*** STUDY MATERIAL ***

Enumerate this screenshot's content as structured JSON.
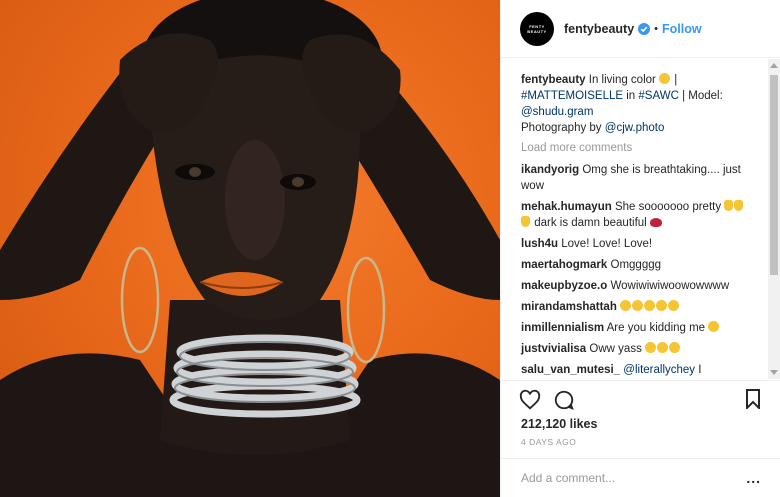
{
  "post": {
    "brand_logo_text": "FENTY BEAUTY",
    "username": "fentybeauty",
    "follow_label": "Follow",
    "caption": {
      "username": "fentybeauty",
      "text_1": "In living color",
      "text_2": "|",
      "hashtag_1": "#MATTEMOISELLE",
      "text_3": "in",
      "hashtag_2": "#SAWC",
      "text_4": "| Model:",
      "mention_model": "@shudu.gram",
      "text_5": "Photography by",
      "mention_photo": "@cjw.photo"
    },
    "load_more": "Load more comments",
    "comments": [
      {
        "user": "ikandyorig",
        "text": "Omg she is breathtaking.... just wow"
      },
      {
        "user": "mehak.humayun",
        "text": "She sooooooo pretty",
        "text2": "dark is damn beautiful"
      },
      {
        "user": "lush4u",
        "text": "Love! Love! Love!"
      },
      {
        "user": "maertahogmark",
        "text": "Omggggg"
      },
      {
        "user": "makeupbyzoe.o",
        "text": "Wowiwiwiwoowowwww"
      },
      {
        "user": "mirandamshattah",
        "text": ""
      },
      {
        "user": "inmillennialism",
        "text": "Are you kidding me"
      },
      {
        "user": "justvivialisa",
        "text": "Oww yass"
      },
      {
        "user": "salu_van_mutesi_",
        "mention": "@literallychey",
        "text": "I understand you but she's a really person"
      }
    ],
    "likes": "212,120 likes",
    "date": "4 DAYS AGO",
    "add_comment_placeholder": "Add a comment...",
    "more_label": "..."
  },
  "icons": {
    "verified": "verified-badge-icon",
    "like": "heart-icon",
    "comment": "comment-bubble-icon",
    "save": "bookmark-icon",
    "more": "more-options-icon"
  },
  "colors": {
    "link": "#003569",
    "follow": "#3897f0",
    "background_orange": "#ea6a1c"
  }
}
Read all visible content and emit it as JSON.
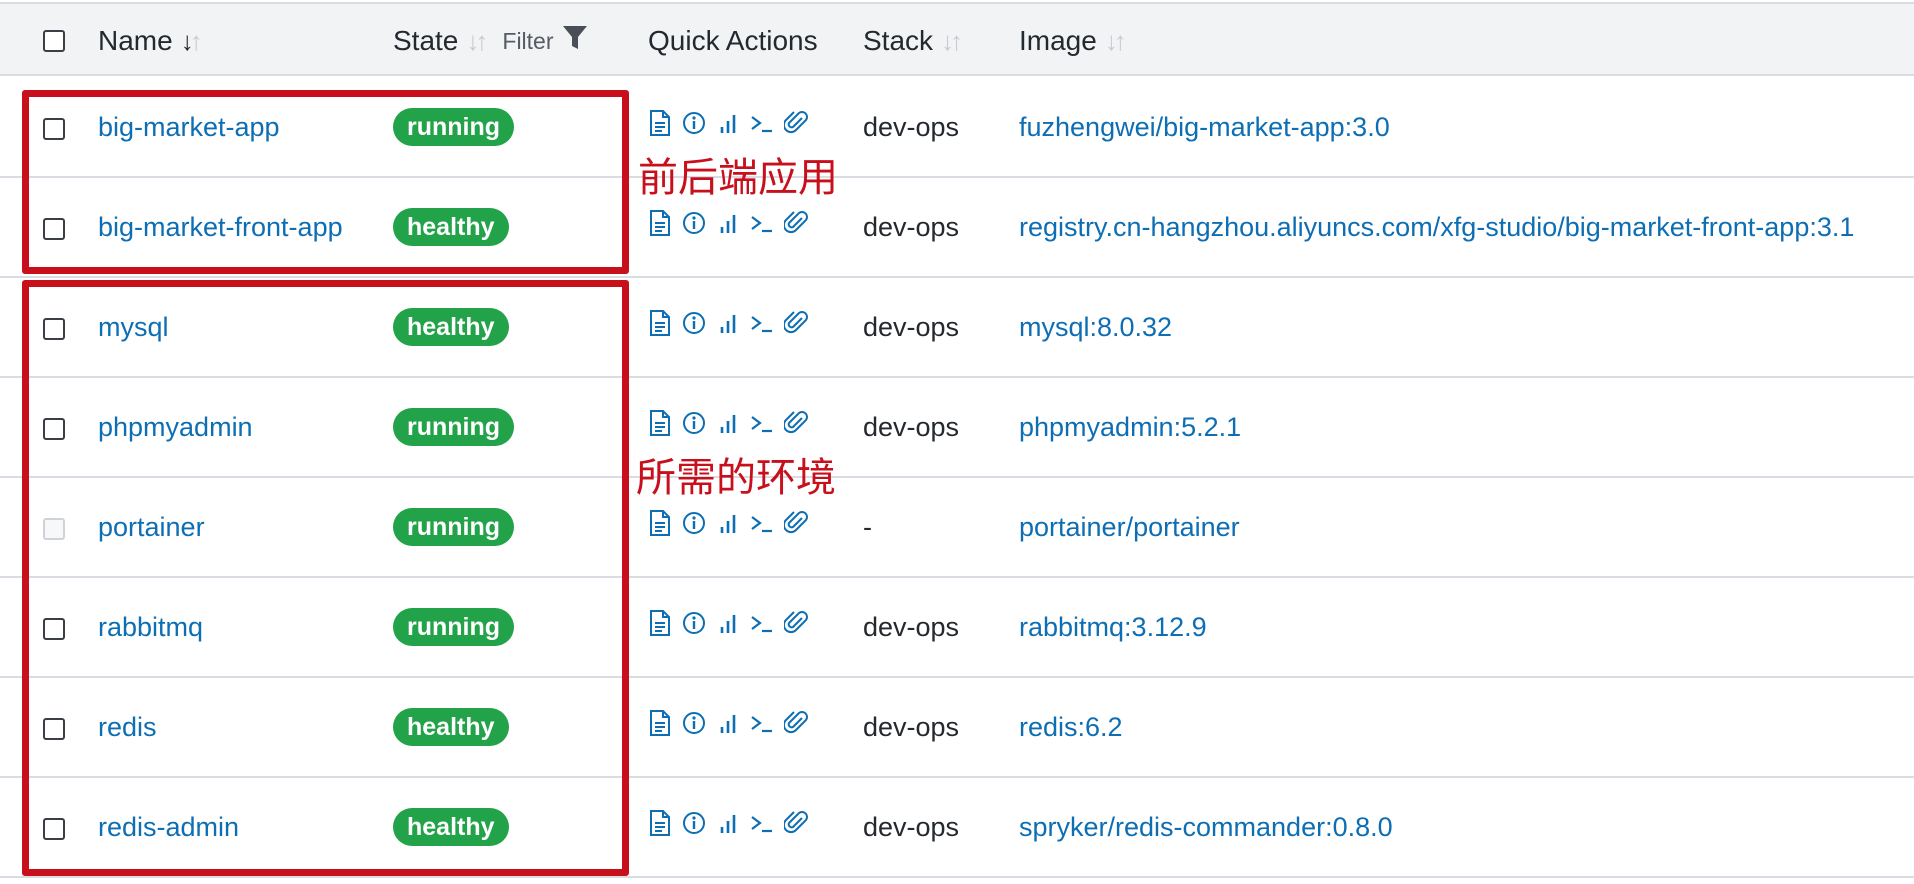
{
  "header": {
    "select_all_checked": false,
    "name_label": "Name",
    "state_label": "State",
    "filter_label": "Filter",
    "quick_actions_label": "Quick Actions",
    "stack_label": "Stack",
    "image_label": "Image"
  },
  "rows": [
    {
      "name": "big-market-app",
      "state": "running",
      "stack": "dev-ops",
      "image": "fuzhengwei/big-market-app:3.0",
      "checkbox_disabled": false
    },
    {
      "name": "big-market-front-app",
      "state": "healthy",
      "stack": "dev-ops",
      "image": "registry.cn-hangzhou.aliyuncs.com/xfg-studio/big-market-front-app:3.1",
      "checkbox_disabled": false
    },
    {
      "name": "mysql",
      "state": "healthy",
      "stack": "dev-ops",
      "image": "mysql:8.0.32",
      "checkbox_disabled": false
    },
    {
      "name": "phpmyadmin",
      "state": "running",
      "stack": "dev-ops",
      "image": "phpmyadmin:5.2.1",
      "checkbox_disabled": false
    },
    {
      "name": "portainer",
      "state": "running",
      "stack": "-",
      "image": "portainer/portainer",
      "checkbox_disabled": true
    },
    {
      "name": "rabbitmq",
      "state": "running",
      "stack": "dev-ops",
      "image": "rabbitmq:3.12.9",
      "checkbox_disabled": false
    },
    {
      "name": "redis",
      "state": "healthy",
      "stack": "dev-ops",
      "image": "redis:6.2",
      "checkbox_disabled": false
    },
    {
      "name": "redis-admin",
      "state": "healthy",
      "stack": "dev-ops",
      "image": "spryker/redis-commander:0.8.0",
      "checkbox_disabled": false
    }
  ],
  "quick_action_icons": [
    "logs-icon",
    "inspect-icon",
    "stats-icon",
    "console-icon",
    "attach-icon"
  ],
  "annotations": {
    "app_group_label": "前后端应用",
    "env_group_label": "所需的环境",
    "highlight_color": "#c8101c"
  },
  "colors": {
    "link": "#0d6eb4",
    "badge_green": "#22a34a",
    "header_bg": "#f2f3f5"
  }
}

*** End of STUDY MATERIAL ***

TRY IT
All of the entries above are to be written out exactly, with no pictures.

RESULT OF THE EXERCISE
Enumerate this screenshot's content as structured JSON.
{
  "post": {
    "brand_logo_text": "FENTY BEAUTY",
    "username": "fentybeauty",
    "follow_label": "Follow",
    "caption": {
      "username": "fentybeauty",
      "text_1": "In living color",
      "text_2": "|",
      "hashtag_1": "#MATTEMOISELLE",
      "text_3": "in",
      "hashtag_2": "#SAWC",
      "text_4": "| Model:",
      "mention_model": "@shudu.gram",
      "text_5": "Photography by",
      "mention_photo": "@cjw.photo"
    },
    "load_more": "Load more comments",
    "comments": [
      {
        "user": "ikandyorig",
        "text": "Omg she is breathtaking.... just wow"
      },
      {
        "user": "mehak.humayun",
        "text": "She sooooooo pretty",
        "text2": "dark is damn beautiful"
      },
      {
        "user": "lush4u",
        "text": "Love! Love! Love!"
      },
      {
        "user": "maertahogmark",
        "text": "Omggggg"
      },
      {
        "user": "makeupbyzoe.o",
        "text": "Wowiwiwiwoowowwww"
      },
      {
        "user": "mirandamshattah",
        "text": ""
      },
      {
        "user": "inmillennialism",
        "text": "Are you kidding me"
      },
      {
        "user": "justvivialisa",
        "text": "Oww yass"
      },
      {
        "user": "salu_van_mutesi_",
        "mention": "@literallychey",
        "text": "I understand you but she's a really person"
      }
    ],
    "likes": "212,120 likes",
    "date": "4 DAYS AGO",
    "add_comment_placeholder": "Add a comment...",
    "more_label": "..."
  },
  "icons": {
    "verified": "verified-badge-icon",
    "like": "heart-icon",
    "comment": "comment-bubble-icon",
    "save": "bookmark-icon",
    "more": "more-options-icon"
  },
  "colors": {
    "link": "#003569",
    "follow": "#3897f0",
    "background_orange": "#ea6a1c"
  }
}
Read all visible content and emit it as JSON.
{
  "header": {
    "select_all_checked": false,
    "name_label": "Name",
    "state_label": "State",
    "filter_label": "Filter",
    "quick_actions_label": "Quick Actions",
    "stack_label": "Stack",
    "image_label": "Image"
  },
  "rows": [
    {
      "name": "big-market-app",
      "state": "running",
      "stack": "dev-ops",
      "image": "fuzhengwei/big-market-app:3.0",
      "checkbox_disabled": false
    },
    {
      "name": "big-market-front-app",
      "state": "healthy",
      "stack": "dev-ops",
      "image": "registry.cn-hangzhou.aliyuncs.com/xfg-studio/big-market-front-app:3.1",
      "checkbox_disabled": false
    },
    {
      "name": "mysql",
      "state": "healthy",
      "stack": "dev-ops",
      "image": "mysql:8.0.32",
      "checkbox_disabled": false
    },
    {
      "name": "phpmyadmin",
      "state": "running",
      "stack": "dev-ops",
      "image": "phpmyadmin:5.2.1",
      "checkbox_disabled": false
    },
    {
      "name": "portainer",
      "state": "running",
      "stack": "-",
      "image": "portainer/portainer",
      "checkbox_disabled": true
    },
    {
      "name": "rabbitmq",
      "state": "running",
      "stack": "dev-ops",
      "image": "rabbitmq:3.12.9",
      "checkbox_disabled": false
    },
    {
      "name": "redis",
      "state": "healthy",
      "stack": "dev-ops",
      "image": "redis:6.2",
      "checkbox_disabled": false
    },
    {
      "name": "redis-admin",
      "state": "healthy",
      "stack": "dev-ops",
      "image": "spryker/redis-commander:0.8.0",
      "checkbox_disabled": false
    }
  ],
  "quick_action_icons": [
    "logs-icon",
    "inspect-icon",
    "stats-icon",
    "console-icon",
    "attach-icon"
  ],
  "annotations": {
    "app_group_label": "前后端应用",
    "env_group_label": "所需的环境",
    "highlight_color": "#c8101c"
  },
  "colors": {
    "link": "#0d6eb4",
    "badge_green": "#22a34a",
    "header_bg": "#f2f3f5"
  }
}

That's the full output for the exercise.